A house girl with a skill for bonding with the locals, Erma herself was in a complicated spot. She was performing in and around her hometown, connecting with men she might see in her daily life, even using a variation of her own name. If strip tease was a window on the exotic things daily life prohibited, here the daily life intervened and made work more complicated.
One place Middleton booked her into was the Cat & Fiddle, a legendary flesh ark of Cincinnati. It had been a speakeasy downtown during Prohibition, a place that had an “open carry” policy regarding firearms long before Chipotle. After the repeal of the 18th Amendment, the Cat & Fiddle moved to 1345 Central Avenue, rebranding as a delightfully crude emporium, casting an expansive funk and an aura of shameless glee.
The joint was famous far beyond city limits, and one thing that made its name was the way it favored novelty. “It was sort of a grungy place,” declared Goorian, “where they had acts with gals with snakes, doves, and things of that sort. But it was well frequented.” The Cat & Fiddle was built for dancers like Zorima, Queen of the Nudists, who swam the Ohio River—truly a death-defying act in those days—as a publicity stunt to spotlight her stand there. Or you might find Yvette Dare and her sacred parrot. In Dare’s publicity material from the 1940s, it was averred that the “sacred parrot strips her of her sarong, which denotes her chastity. At this climax she is free to choose a mate.” The Cat & Fiddle was a monument to Dare and her chastity.
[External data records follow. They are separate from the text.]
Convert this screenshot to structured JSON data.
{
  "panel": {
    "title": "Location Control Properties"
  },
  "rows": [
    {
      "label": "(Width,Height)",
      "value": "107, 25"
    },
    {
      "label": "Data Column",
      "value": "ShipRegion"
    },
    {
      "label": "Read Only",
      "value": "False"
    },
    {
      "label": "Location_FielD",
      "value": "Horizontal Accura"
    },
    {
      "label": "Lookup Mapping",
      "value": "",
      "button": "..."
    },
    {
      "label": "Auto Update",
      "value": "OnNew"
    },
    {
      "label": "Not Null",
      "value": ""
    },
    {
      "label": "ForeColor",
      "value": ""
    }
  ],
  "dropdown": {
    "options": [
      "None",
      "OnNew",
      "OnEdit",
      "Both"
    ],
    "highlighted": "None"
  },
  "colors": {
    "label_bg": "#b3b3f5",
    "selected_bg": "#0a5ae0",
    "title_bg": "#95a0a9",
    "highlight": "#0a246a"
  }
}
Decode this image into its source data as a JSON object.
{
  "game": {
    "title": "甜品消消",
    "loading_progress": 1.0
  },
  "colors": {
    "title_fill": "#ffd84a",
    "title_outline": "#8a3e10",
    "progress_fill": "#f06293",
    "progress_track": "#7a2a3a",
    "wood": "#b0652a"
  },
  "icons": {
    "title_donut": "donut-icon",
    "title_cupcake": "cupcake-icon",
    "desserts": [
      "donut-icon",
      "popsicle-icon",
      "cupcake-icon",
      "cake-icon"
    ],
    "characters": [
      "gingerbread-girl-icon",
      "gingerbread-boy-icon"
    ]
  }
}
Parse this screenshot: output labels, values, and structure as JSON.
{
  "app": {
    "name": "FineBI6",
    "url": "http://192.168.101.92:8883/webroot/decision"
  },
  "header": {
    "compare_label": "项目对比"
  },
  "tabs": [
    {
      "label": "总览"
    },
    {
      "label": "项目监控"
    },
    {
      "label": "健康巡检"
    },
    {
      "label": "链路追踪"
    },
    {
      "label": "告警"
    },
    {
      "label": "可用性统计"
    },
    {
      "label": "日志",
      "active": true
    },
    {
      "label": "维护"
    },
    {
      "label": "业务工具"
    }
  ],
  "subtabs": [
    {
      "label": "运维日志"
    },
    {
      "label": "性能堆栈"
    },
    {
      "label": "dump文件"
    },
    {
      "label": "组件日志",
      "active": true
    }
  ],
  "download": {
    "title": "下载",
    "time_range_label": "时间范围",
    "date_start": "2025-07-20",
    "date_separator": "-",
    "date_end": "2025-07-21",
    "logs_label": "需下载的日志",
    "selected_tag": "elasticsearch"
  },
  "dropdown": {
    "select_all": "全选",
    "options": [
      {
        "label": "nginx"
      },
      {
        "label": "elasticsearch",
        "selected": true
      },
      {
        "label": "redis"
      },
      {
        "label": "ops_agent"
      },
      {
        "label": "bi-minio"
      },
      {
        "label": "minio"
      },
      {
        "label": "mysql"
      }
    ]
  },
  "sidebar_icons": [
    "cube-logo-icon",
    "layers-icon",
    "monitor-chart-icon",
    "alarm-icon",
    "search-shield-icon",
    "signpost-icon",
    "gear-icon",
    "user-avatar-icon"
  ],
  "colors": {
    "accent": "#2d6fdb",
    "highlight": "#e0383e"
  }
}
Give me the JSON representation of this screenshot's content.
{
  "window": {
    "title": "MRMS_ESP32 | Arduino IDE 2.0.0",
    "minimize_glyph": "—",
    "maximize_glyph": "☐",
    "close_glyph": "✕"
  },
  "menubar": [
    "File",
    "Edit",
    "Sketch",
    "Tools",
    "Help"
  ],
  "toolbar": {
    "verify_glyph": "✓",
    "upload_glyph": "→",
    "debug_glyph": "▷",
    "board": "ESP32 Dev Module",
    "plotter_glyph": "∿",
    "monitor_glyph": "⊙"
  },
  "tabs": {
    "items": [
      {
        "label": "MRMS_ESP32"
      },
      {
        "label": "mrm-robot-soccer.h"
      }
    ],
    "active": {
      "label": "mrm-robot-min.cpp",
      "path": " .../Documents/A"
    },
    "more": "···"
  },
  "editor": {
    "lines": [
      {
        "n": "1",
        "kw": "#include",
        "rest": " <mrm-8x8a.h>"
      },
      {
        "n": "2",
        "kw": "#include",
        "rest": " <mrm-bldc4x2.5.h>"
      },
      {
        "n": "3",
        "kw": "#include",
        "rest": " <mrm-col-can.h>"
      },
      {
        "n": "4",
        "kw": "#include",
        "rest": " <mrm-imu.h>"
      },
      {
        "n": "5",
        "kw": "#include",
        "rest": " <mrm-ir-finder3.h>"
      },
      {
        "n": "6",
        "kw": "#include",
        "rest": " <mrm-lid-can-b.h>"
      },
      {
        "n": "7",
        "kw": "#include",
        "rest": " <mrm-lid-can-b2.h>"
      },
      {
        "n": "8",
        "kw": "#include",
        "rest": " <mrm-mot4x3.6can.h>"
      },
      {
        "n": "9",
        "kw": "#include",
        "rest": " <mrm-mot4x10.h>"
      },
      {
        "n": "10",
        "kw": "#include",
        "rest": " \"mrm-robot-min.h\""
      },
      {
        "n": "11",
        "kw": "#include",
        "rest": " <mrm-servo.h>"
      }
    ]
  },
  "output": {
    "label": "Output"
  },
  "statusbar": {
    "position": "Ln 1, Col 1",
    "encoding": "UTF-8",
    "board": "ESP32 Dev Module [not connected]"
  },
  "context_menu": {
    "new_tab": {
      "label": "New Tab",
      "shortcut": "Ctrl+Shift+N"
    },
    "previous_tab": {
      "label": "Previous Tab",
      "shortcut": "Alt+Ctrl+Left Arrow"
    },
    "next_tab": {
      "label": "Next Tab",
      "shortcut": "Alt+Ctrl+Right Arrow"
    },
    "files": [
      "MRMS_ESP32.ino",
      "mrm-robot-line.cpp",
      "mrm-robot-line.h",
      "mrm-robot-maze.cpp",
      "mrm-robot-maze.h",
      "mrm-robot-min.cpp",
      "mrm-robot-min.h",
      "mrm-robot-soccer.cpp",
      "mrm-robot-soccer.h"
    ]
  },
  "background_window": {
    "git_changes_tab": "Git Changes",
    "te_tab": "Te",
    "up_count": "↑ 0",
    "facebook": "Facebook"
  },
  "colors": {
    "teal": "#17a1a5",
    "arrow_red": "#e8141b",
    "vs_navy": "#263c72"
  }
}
By the late 1940s, the Cat & Fiddle was rocketing to the top of the heap, establishing itself as the cradle of the new strip scene. But Erma wasn’t one of the touring acts that got the top billing. And though she had her “silver mask” dance, it was nothing compared to the likes of the star Brazilian stripper whose act finished with her lying on the floor, a python pulling her cache-sexe away.
During a stand in Pittsburgh, Erma was staying at the Kirkwood Hotel. She must have wanted to take stock, so she wrote out a year’s worth of dates and wages, from memory. There are nights when she is making $4, a lot of them. The tally peaks at $40, less often. At the bottom of the hotel stationery, Erma writes “$929.00” for the year. “Less 10%” to her agent. In the end, she wasn’t Doris Day; she wasn’t Yvette Dare. She was a girl from OTR who had made it to the burbs. We’d kill to see what her smile looked like after the dancing was done.
The book she kept is an amazing artifact. One final thing that amazes is what isn’t there. The last date we’ve found in it is June 19, 1942. Erma remarried, to a man named Samuel Ralph Frazier. He had been a railroad detective—a yard bull—based in Cincinnati, and then a traveling salesman for a Dayton, Ohio, company around the time they got hitched in the early 1940s. She died in October 1977. There were no children.
She and Frazier lived in Clermont County, where Frazier ended his days working as a Deputy Health Commissioner. Save a couple of pictures of the men in her life, and a few recipes scattered among the nightclub notices, none of this is accounted for in the book. She was a woman who was proud enough of her career to tell the 1940 census taker that she was an entertainer/dancer at “Nite Clubs,” a woman who embraced her stage name to the point that it was engraved on her tombstone: Ermaine, in parentheses. A whole story in one word—a last curtsy, a dropped glove, the sigh of the final veil. Like any great showgirl, Erma knew how to make an entrance, and how to make an exit, too.